Jacob Neusner and the study of Rabbinic literature of the formative period
Source document: Religio. 2017, vol. 25, iss. 1, pp. -98
ISSN1210-3640 (print)2336-4475 (online)
License: Not specified license

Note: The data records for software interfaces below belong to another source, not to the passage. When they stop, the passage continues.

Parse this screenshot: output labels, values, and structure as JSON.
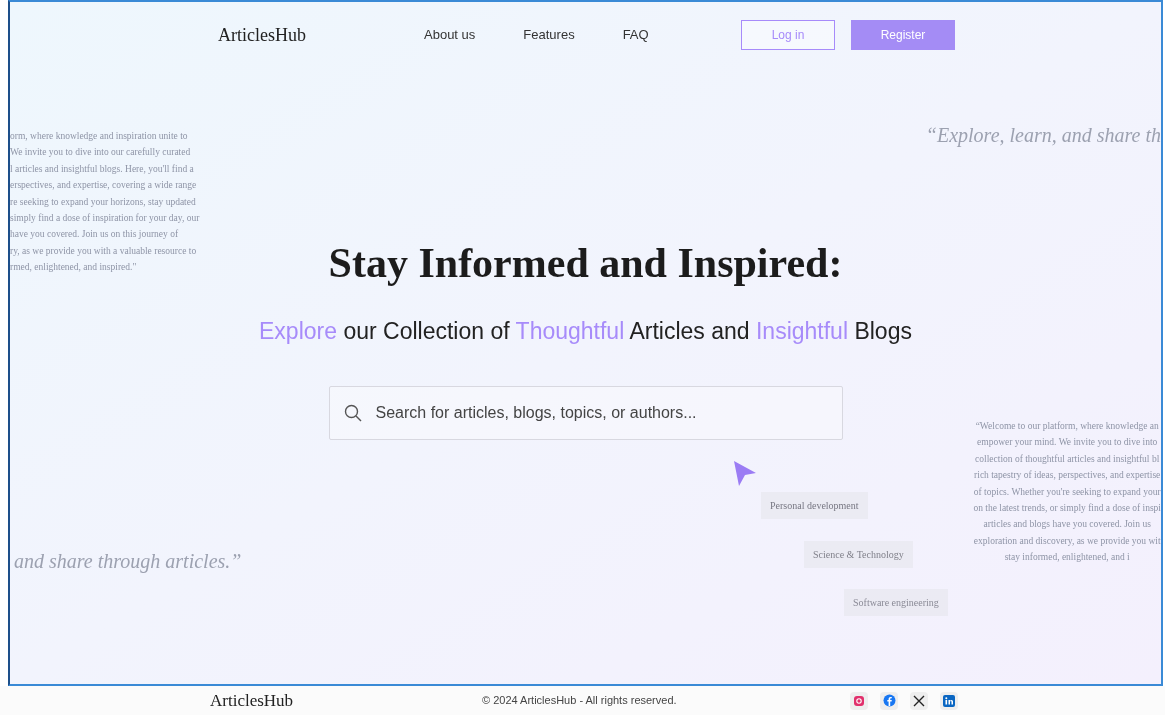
{
  "nav": {
    "logo": "ArticlesHub",
    "links": [
      "About us",
      "Features",
      "FAQ"
    ],
    "login": "Log in",
    "register": "Register"
  },
  "hero": {
    "title": "Stay Informed and Inspired:",
    "subtitle": "*Explore* our Collection of *Thoughtful* Articles and *Insightful* Blogs",
    "search": {
      "placeholder": "Search for articles, blogs, topics, or authors..."
    }
  },
  "background": {
    "left_paragraph": [
      "orm, where knowledge and inspiration unite to",
      "We invite you to dive into our carefully curated",
      "l articles and insightful blogs. Here, you'll find a",
      "erspectives, and expertise, covering a wide range",
      "re seeking to expand your horizons, stay updated",
      "simply find a dose of inspiration for your day, our",
      "have you covered. Join us on this journey of",
      "ry, as we provide you with a valuable resource to",
      "rmed, enlightened, and inspired.\""
    ],
    "right_paragraph": [
      "“Welcome to our platform, where knowledge an",
      "empower your mind. We invite you to dive into",
      "collection of thoughtful articles and insightful bl",
      "rich tapestry of ideas, perspectives, and expertise",
      "of topics. Whether you're seeking to expand your",
      "on the latest trends, or simply find a dose of inspi",
      "articles and blogs have you covered. Join us",
      "exploration and discovery, as we provide you wit",
      "stay informed, enlightened, and i"
    ],
    "quote_top": "“Explore, learn, and share th",
    "quote_bottom": "and share through articles.”",
    "tags": [
      "Personal development",
      "Science & Technology",
      "Software engineering"
    ]
  },
  "footer": {
    "logo": "ArticlesHub",
    "copyright": "© 2024 ArticlesHub - All rights reserved."
  }
}
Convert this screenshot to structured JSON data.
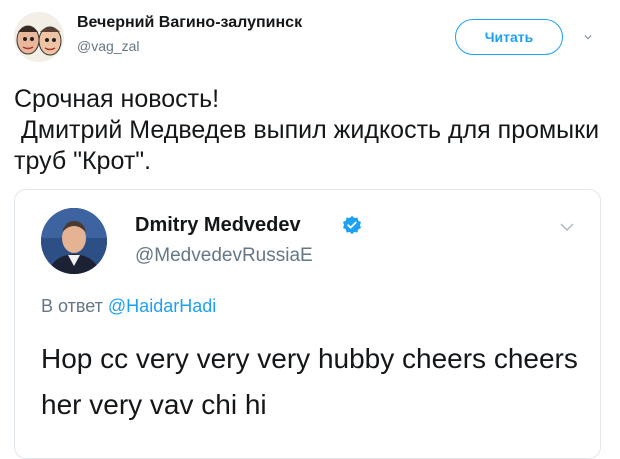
{
  "tweet": {
    "author_name": "Вечерний Вагино-залупинск",
    "author_handle": "@vag_zal",
    "follow_label": "Читать",
    "text": "Срочная новость!\n Дмитрий Медведев выпил жидкость для промыки труб \"Крот\"."
  },
  "quoted": {
    "author_name": "Dmitry Medvedev",
    "author_handle": "@MedvedevRussiaE",
    "reply_prefix": "В ответ",
    "reply_mention": "@HaidarHadi",
    "text": "Hop cc very very very hubby cheers cheers her very vav chi hi"
  },
  "icons": {
    "menu_caret": "chevron-down-icon",
    "verified": "verified-badge-icon"
  },
  "colors": {
    "accent": "#1da1f2",
    "muted": "#657786",
    "text": "#14171a",
    "border": "#e1e8ed"
  }
}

Jacob Neusner (1932-2016) was among the few academics in the field of Jewish Studies whose renown and impact reached beyond the academic domain and who was generally regarded by the wider public as a leading Jewish scholar. However, Neusner's reputation within the discipline was and remains rather ambiguous. This article delineates the apparent flaws in Neusner's many works but also argues that such criticism should not blind us to the groundbreaking methodological innovations introduced by Neusner to the study of Rabbinic literature of the formative period. His cavalier approach to philological work renders not only his translations of Rabbinic texts but also many details in his original works unreliable, because they are based solely on those same translations. On the other hand, Neusner's frontal attack on the uncritical circular construction of the history of the Rabbinic movement and its literary output from those same texts, mistakenly read as historical sources, opened a new era in the academic study of early Rabbinic Judaism. On the basis of admitting that all extant texts emerged from within the Rabbinic movement and represent its proponents' ideology and self-perception, Neusner called for research questions to be limited only to those that were congruent with the nature of the available texts, even if certain questions would remain unanswered. Equally, Neusner's plea for a structural approach to classical Rabbinic texts, regarding them as composite documents resulting from anonymous and collective redactions, opened new vistas and inspired analytical research methods that would have been unthinkable without Neusner, even though he paradoxically rejected their results whenever they contradicted his own views.